— Data under study —
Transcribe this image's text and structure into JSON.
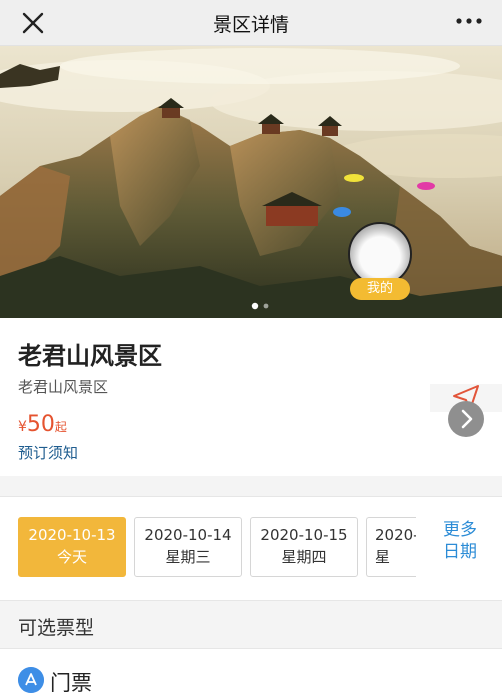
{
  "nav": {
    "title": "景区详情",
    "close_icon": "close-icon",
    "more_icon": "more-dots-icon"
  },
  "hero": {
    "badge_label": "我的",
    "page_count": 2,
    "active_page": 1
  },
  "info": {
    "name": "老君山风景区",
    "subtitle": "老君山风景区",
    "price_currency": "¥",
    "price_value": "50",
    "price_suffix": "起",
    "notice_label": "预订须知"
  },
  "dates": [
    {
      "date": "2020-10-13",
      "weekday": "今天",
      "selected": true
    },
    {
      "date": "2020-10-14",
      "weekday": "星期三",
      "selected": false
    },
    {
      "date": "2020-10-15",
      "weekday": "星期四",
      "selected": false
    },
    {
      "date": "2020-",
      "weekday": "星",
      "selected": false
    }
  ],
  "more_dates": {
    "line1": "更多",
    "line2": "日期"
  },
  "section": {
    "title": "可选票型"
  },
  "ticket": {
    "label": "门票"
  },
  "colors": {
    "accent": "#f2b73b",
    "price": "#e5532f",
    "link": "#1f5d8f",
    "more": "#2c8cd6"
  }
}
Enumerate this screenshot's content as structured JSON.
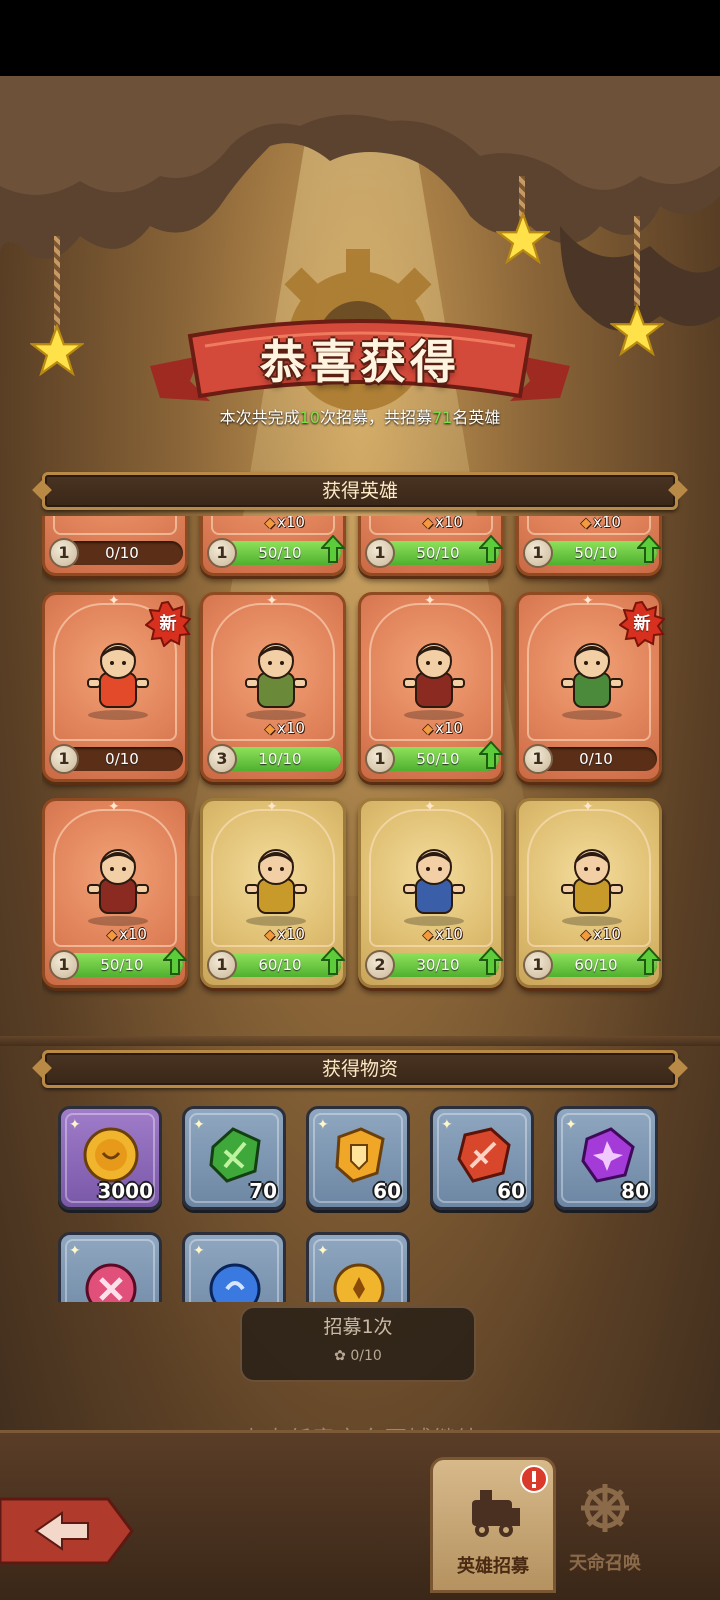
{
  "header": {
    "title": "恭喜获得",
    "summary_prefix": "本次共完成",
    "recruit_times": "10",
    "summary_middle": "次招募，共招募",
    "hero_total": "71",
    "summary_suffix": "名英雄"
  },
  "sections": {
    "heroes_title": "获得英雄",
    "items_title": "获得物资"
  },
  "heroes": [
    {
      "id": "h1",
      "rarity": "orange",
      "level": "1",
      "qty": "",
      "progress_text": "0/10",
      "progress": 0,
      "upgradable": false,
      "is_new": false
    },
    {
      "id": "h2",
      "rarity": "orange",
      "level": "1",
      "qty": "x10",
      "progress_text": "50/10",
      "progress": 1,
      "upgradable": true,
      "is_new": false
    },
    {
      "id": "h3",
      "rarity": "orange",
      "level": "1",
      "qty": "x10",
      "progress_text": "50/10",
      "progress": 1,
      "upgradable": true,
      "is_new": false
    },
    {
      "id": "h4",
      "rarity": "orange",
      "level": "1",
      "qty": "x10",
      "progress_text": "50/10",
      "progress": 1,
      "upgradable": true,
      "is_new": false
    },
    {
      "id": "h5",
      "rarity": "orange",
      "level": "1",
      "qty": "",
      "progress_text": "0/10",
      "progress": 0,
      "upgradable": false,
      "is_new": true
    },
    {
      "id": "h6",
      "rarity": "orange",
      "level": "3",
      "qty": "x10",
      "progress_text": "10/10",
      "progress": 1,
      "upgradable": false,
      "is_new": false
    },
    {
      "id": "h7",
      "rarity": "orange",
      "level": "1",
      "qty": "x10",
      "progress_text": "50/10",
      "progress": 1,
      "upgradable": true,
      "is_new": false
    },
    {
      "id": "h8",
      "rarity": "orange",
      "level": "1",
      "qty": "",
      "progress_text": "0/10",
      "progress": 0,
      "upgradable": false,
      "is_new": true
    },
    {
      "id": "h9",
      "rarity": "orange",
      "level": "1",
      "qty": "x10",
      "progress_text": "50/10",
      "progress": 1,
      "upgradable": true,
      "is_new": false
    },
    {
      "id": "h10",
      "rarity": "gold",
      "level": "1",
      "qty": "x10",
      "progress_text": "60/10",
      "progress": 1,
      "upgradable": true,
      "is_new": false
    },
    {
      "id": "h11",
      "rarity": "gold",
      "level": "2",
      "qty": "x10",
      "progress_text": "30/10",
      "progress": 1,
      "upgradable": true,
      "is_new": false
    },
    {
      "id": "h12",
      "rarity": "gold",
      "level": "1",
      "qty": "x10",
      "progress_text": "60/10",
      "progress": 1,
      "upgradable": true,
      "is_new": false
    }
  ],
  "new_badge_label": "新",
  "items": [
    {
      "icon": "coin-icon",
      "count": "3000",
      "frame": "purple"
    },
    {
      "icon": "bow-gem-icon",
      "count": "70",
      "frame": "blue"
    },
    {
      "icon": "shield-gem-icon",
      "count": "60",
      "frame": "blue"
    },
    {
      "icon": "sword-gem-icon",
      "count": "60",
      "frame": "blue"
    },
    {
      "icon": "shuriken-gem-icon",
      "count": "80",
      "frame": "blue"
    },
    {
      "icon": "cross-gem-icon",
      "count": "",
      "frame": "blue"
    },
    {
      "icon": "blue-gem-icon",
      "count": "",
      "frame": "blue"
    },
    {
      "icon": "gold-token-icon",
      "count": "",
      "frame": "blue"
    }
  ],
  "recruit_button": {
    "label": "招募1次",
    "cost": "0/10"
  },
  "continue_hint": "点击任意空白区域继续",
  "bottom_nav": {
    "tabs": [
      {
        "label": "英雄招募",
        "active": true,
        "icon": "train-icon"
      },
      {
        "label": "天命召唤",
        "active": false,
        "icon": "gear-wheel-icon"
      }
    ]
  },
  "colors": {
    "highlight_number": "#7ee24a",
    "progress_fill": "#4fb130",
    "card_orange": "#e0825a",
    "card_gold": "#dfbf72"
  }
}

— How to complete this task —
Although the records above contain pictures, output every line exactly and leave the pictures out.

— Problem solution —
Transcribe this image's text and structure into JSON.
{
  "nav": {
    "title": "景区详情",
    "close_icon": "close-icon",
    "more_icon": "more-dots-icon"
  },
  "hero": {
    "badge_label": "我的",
    "page_count": 2,
    "active_page": 1
  },
  "info": {
    "name": "老君山风景区",
    "subtitle": "老君山风景区",
    "price_currency": "¥",
    "price_value": "50",
    "price_suffix": "起",
    "notice_label": "预订须知"
  },
  "dates": [
    {
      "date": "2020-10-13",
      "weekday": "今天",
      "selected": true
    },
    {
      "date": "2020-10-14",
      "weekday": "星期三",
      "selected": false
    },
    {
      "date": "2020-10-15",
      "weekday": "星期四",
      "selected": false
    },
    {
      "date": "2020-",
      "weekday": "星",
      "selected": false
    }
  ],
  "more_dates": {
    "line1": "更多",
    "line2": "日期"
  },
  "section": {
    "title": "可选票型"
  },
  "ticket": {
    "label": "门票"
  },
  "colors": {
    "accent": "#f2b73b",
    "price": "#e5532f",
    "link": "#1f5d8f",
    "more": "#2c8cd6"
  }
}
Enumerate this screenshot's content as structured JSON.
{
  "header": {
    "title": "恭喜获得",
    "summary_prefix": "本次共完成",
    "recruit_times": "10",
    "summary_middle": "次招募，共招募",
    "hero_total": "71",
    "summary_suffix": "名英雄"
  },
  "sections": {
    "heroes_title": "获得英雄",
    "items_title": "获得物资"
  },
  "heroes": [
    {
      "id": "h1",
      "rarity": "orange",
      "level": "1",
      "qty": "",
      "progress_text": "0/10",
      "progress": 0,
      "upgradable": false,
      "is_new": false
    },
    {
      "id": "h2",
      "rarity": "orange",
      "level": "1",
      "qty": "x10",
      "progress_text": "50/10",
      "progress": 1,
      "upgradable": true,
      "is_new": false
    },
    {
      "id": "h3",
      "rarity": "orange",
      "level": "1",
      "qty": "x10",
      "progress_text": "50/10",
      "progress": 1,
      "upgradable": true,
      "is_new": false
    },
    {
      "id": "h4",
      "rarity": "orange",
      "level": "1",
      "qty": "x10",
      "progress_text": "50/10",
      "progress": 1,
      "upgradable": true,
      "is_new": false
    },
    {
      "id": "h5",
      "rarity": "orange",
      "level": "1",
      "qty": "",
      "progress_text": "0/10",
      "progress": 0,
      "upgradable": false,
      "is_new": true
    },
    {
      "id": "h6",
      "rarity": "orange",
      "level": "3",
      "qty": "x10",
      "progress_text": "10/10",
      "progress": 1,
      "upgradable": false,
      "is_new": false
    },
    {
      "id": "h7",
      "rarity": "orange",
      "level": "1",
      "qty": "x10",
      "progress_text": "50/10",
      "progress": 1,
      "upgradable": true,
      "is_new": false
    },
    {
      "id": "h8",
      "rarity": "orange",
      "level": "1",
      "qty": "",
      "progress_text": "0/10",
      "progress": 0,
      "upgradable": false,
      "is_new": true
    },
    {
      "id": "h9",
      "rarity": "orange",
      "level": "1",
      "qty": "x10",
      "progress_text": "50/10",
      "progress": 1,
      "upgradable": true,
      "is_new": false
    },
    {
      "id": "h10",
      "rarity": "gold",
      "level": "1",
      "qty": "x10",
      "progress_text": "60/10",
      "progress": 1,
      "upgradable": true,
      "is_new": false
    },
    {
      "id": "h11",
      "rarity": "gold",
      "level": "2",
      "qty": "x10",
      "progress_text": "30/10",
      "progress": 1,
      "upgradable": true,
      "is_new": false
    },
    {
      "id": "h12",
      "rarity": "gold",
      "level": "1",
      "qty": "x10",
      "progress_text": "60/10",
      "progress": 1,
      "upgradable": true,
      "is_new": false
    }
  ],
  "new_badge_label": "新",
  "items": [
    {
      "icon": "coin-icon",
      "count": "3000",
      "frame": "purple"
    },
    {
      "icon": "bow-gem-icon",
      "count": "70",
      "frame": "blue"
    },
    {
      "icon": "shield-gem-icon",
      "count": "60",
      "frame": "blue"
    },
    {
      "icon": "sword-gem-icon",
      "count": "60",
      "frame": "blue"
    },
    {
      "icon": "shuriken-gem-icon",
      "count": "80",
      "frame": "blue"
    },
    {
      "icon": "cross-gem-icon",
      "count": "",
      "frame": "blue"
    },
    {
      "icon": "blue-gem-icon",
      "count": "",
      "frame": "blue"
    },
    {
      "icon": "gold-token-icon",
      "count": "",
      "frame": "blue"
    }
  ],
  "recruit_button": {
    "label": "招募1次",
    "cost": "0/10"
  },
  "continue_hint": "点击任意空白区域继续",
  "bottom_nav": {
    "tabs": [
      {
        "label": "英雄招募",
        "active": true,
        "icon": "train-icon"
      },
      {
        "label": "天命召唤",
        "active": false,
        "icon": "gear-wheel-icon"
      }
    ]
  },
  "colors": {
    "highlight_number": "#7ee24a",
    "progress_fill": "#4fb130",
    "card_orange": "#e0825a",
    "card_gold": "#dfbf72"
  }
}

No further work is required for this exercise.